Start of Data records

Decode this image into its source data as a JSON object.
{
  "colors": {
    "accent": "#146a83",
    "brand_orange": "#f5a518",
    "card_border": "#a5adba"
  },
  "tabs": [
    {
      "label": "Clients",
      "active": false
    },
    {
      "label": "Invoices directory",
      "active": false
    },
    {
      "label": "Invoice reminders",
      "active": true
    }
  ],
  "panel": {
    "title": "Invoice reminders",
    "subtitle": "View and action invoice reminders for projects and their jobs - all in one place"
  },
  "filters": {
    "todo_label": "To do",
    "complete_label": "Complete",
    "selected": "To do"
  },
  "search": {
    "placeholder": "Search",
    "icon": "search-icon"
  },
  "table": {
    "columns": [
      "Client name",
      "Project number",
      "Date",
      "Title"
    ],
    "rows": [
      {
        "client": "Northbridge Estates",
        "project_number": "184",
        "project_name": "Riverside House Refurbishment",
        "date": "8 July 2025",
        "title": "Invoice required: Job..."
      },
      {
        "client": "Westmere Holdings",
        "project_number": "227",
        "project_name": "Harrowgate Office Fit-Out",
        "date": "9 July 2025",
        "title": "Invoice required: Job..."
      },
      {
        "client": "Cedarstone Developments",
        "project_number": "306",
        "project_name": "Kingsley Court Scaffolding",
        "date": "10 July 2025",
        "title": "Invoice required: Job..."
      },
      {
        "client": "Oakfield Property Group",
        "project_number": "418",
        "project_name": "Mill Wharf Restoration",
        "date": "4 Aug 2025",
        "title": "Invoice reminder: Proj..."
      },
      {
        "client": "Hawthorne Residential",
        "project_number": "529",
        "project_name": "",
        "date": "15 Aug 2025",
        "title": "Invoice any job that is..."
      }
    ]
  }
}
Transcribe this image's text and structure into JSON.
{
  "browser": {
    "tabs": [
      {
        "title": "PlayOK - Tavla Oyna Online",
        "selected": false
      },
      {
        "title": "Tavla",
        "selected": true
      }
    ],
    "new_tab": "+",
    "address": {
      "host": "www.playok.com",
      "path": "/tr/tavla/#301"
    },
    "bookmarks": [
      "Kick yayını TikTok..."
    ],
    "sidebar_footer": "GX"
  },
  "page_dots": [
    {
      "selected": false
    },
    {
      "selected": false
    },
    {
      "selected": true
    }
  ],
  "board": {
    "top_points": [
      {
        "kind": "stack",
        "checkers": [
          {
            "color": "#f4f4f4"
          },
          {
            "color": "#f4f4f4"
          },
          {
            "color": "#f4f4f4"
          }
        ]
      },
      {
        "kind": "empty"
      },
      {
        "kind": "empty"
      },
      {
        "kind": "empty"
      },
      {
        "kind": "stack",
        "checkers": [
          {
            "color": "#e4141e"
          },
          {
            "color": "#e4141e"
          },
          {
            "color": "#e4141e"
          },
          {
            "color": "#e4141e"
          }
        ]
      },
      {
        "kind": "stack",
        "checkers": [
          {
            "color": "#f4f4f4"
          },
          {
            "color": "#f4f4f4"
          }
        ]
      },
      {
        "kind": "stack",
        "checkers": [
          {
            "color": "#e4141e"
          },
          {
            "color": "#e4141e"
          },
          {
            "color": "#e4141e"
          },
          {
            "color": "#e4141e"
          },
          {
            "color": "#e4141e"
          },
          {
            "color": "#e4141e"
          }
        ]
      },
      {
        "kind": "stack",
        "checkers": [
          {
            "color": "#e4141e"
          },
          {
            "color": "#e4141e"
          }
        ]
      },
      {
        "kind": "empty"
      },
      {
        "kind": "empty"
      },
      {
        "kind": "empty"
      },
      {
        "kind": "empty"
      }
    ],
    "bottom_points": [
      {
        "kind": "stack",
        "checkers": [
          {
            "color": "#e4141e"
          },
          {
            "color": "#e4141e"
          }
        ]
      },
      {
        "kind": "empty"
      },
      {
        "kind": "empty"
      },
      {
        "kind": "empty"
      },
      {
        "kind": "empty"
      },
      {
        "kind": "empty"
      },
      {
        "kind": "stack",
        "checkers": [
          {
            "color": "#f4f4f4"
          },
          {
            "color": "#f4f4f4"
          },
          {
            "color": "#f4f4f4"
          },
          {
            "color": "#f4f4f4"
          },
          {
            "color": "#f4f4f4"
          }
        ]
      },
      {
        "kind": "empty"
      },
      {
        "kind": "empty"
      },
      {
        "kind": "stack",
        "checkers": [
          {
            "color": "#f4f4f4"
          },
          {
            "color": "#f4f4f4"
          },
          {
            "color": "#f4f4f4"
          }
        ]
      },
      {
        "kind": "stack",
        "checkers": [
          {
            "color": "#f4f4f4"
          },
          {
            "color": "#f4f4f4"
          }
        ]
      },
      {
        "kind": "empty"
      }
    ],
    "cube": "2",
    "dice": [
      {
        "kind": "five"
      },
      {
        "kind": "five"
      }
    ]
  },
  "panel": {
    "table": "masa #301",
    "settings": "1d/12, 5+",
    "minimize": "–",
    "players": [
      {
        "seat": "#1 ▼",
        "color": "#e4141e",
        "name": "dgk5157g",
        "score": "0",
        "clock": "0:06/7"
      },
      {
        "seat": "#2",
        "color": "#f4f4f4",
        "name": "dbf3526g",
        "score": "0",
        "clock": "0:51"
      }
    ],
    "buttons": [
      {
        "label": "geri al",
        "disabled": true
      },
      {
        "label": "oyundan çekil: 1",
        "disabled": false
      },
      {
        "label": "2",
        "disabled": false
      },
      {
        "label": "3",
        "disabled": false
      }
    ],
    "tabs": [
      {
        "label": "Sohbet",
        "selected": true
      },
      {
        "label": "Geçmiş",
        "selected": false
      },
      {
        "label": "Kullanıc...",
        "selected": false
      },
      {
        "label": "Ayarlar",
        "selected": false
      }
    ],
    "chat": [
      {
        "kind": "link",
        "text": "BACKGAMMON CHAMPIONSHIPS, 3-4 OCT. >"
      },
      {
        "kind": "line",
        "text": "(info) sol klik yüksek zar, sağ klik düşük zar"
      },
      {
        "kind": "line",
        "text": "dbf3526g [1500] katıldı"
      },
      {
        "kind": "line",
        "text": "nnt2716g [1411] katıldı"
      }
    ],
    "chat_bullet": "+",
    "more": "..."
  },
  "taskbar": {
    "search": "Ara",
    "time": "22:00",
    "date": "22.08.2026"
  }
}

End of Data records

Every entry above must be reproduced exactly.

Decode this image into its source data as a JSON object.
{
  "colors": {
    "accent": "#146a83",
    "brand_orange": "#f5a518",
    "card_border": "#a5adba"
  },
  "tabs": [
    {
      "label": "Clients",
      "active": false
    },
    {
      "label": "Invoices directory",
      "active": false
    },
    {
      "label": "Invoice reminders",
      "active": true
    }
  ],
  "panel": {
    "title": "Invoice reminders",
    "subtitle": "View and action invoice reminders for projects and their jobs - all in one place"
  },
  "filters": {
    "todo_label": "To do",
    "complete_label": "Complete",
    "selected": "To do"
  },
  "search": {
    "placeholder": "Search",
    "icon": "search-icon"
  },
  "table": {
    "columns": [
      "Client name",
      "Project number",
      "Date",
      "Title"
    ],
    "rows": [
      {
        "client": "Northbridge Estates",
        "project_number": "184",
        "project_name": "Riverside House Refurbishment",
        "date": "8 July 2025",
        "title": "Invoice required: Job..."
      },
      {
        "client": "Westmere Holdings",
        "project_number": "227",
        "project_name": "Harrowgate Office Fit-Out",
        "date": "9 July 2025",
        "title": "Invoice required: Job..."
      },
      {
        "client": "Cedarstone Developments",
        "project_number": "306",
        "project_name": "Kingsley Court Scaffolding",
        "date": "10 July 2025",
        "title": "Invoice required: Job..."
      },
      {
        "client": "Oakfield Property Group",
        "project_number": "418",
        "project_name": "Mill Wharf Restoration",
        "date": "4 Aug 2025",
        "title": "Invoice reminder: Proj..."
      },
      {
        "client": "Hawthorne Residential",
        "project_number": "529",
        "project_name": "",
        "date": "15 Aug 2025",
        "title": "Invoice any job that is..."
      }
    ]
  }
}
Transcribe this image's text and structure into JSON.
{
  "browser": {
    "tabs": [
      {
        "title": "PlayOK - Tavla Oyna Online",
        "selected": false
      },
      {
        "title": "Tavla",
        "selected": true
      }
    ],
    "new_tab": "+",
    "address": {
      "host": "www.playok.com",
      "path": "/tr/tavla/#301"
    },
    "bookmarks": [
      "Kick yayını TikTok..."
    ],
    "sidebar_footer": "GX"
  },
  "page_dots": [
    {
      "selected": false
    },
    {
      "selected": false
    },
    {
      "selected": true
    }
  ],
  "board": {
    "top_points": [
      {
        "kind": "stack",
        "checkers": [
          {
            "color": "#f4f4f4"
          },
          {
            "color": "#f4f4f4"
          },
          {
            "color": "#f4f4f4"
          }
        ]
      },
      {
        "kind": "empty"
      },
      {
        "kind": "empty"
      },
      {
        "kind": "empty"
      },
      {
        "kind": "stack",
        "checkers": [
          {
            "color": "#e4141e"
          },
          {
            "color": "#e4141e"
          },
          {
            "color": "#e4141e"
          },
          {
            "color": "#e4141e"
          }
        ]
      },
      {
        "kind": "stack",
        "checkers": [
          {
            "color": "#f4f4f4"
          },
          {
            "color": "#f4f4f4"
          }
        ]
      },
      {
        "kind": "stack",
        "checkers": [
          {
            "color": "#e4141e"
          },
          {
            "color": "#e4141e"
          },
          {
            "color": "#e4141e"
          },
          {
            "color": "#e4141e"
          },
          {
            "color": "#e4141e"
          },
          {
            "color": "#e4141e"
          }
        ]
      },
      {
        "kind": "stack",
        "checkers": [
          {
            "color": "#e4141e"
          },
          {
            "color": "#e4141e"
          }
        ]
      },
      {
        "kind": "empty"
      },
      {
        "kind": "empty"
      },
      {
        "kind": "empty"
      },
      {
        "kind": "empty"
      }
    ],
    "bottom_points": [
      {
        "kind": "stack",
        "checkers": [
          {
            "color": "#e4141e"
          },
          {
            "color": "#e4141e"
          }
        ]
      },
      {
        "kind": "empty"
      },
      {
        "kind": "empty"
      },
      {
        "kind": "empty"
      },
      {
        "kind": "empty"
      },
      {
        "kind": "empty"
      },
      {
        "kind": "stack",
        "checkers": [
          {
            "color": "#f4f4f4"
          },
          {
            "color": "#f4f4f4"
          },
          {
            "color": "#f4f4f4"
          },
          {
            "color": "#f4f4f4"
          },
          {
            "color": "#f4f4f4"
          }
        ]
      },
      {
        "kind": "empty"
      },
      {
        "kind": "empty"
      },
      {
        "kind": "stack",
        "checkers": [
          {
            "color": "#f4f4f4"
          },
          {
            "color": "#f4f4f4"
          },
          {
            "color": "#f4f4f4"
          }
        ]
      },
      {
        "kind": "stack",
        "checkers": [
          {
            "color": "#f4f4f4"
          },
          {
            "color": "#f4f4f4"
          }
        ]
      },
      {
        "kind": "empty"
      }
    ],
    "cube": "2",
    "dice": [
      {
        "kind": "five"
      },
      {
        "kind": "five"
      }
    ]
  },
  "panel": {
    "table": "masa #301",
    "settings": "1d/12, 5+",
    "minimize": "–",
    "players": [
      {
        "seat": "#1 ▼",
        "color": "#e4141e",
        "name": "dgk5157g",
        "score": "0",
        "clock": "0:06/7"
      },
      {
        "seat": "#2",
        "color": "#f4f4f4",
        "name": "dbf3526g",
        "score": "0",
        "clock": "0:51"
      }
    ],
    "buttons": [
      {
        "label": "geri al",
        "disabled": true
      },
      {
        "label": "oyundan çekil: 1",
        "disabled": false
      },
      {
        "label": "2",
        "disabled": false
      },
      {
        "label": "3",
        "disabled": false
      }
    ],
    "tabs": [
      {
        "label": "Sohbet",
        "selected": true
      },
      {
        "label": "Geçmiş",
        "selected": false
      },
      {
        "label": "Kullanıc...",
        "selected": false
      },
      {
        "label": "Ayarlar",
        "selected": false
      }
    ],
    "chat": [
      {
        "kind": "link",
        "text": "BACKGAMMON CHAMPIONSHIPS, 3-4 OCT. >"
      },
      {
        "kind": "line",
        "text": "(info) sol klik yüksek zar, sağ klik düşük zar"
      },
      {
        "kind": "line",
        "text": "dbf3526g [1500] katıldı"
      },
      {
        "kind": "line",
        "text": "nnt2716g [1411] katıldı"
      }
    ],
    "chat_bullet": "+",
    "more": "..."
  },
  "taskbar": {
    "search": "Ara",
    "time": "22:00",
    "date": "22.08.2026"
  }
}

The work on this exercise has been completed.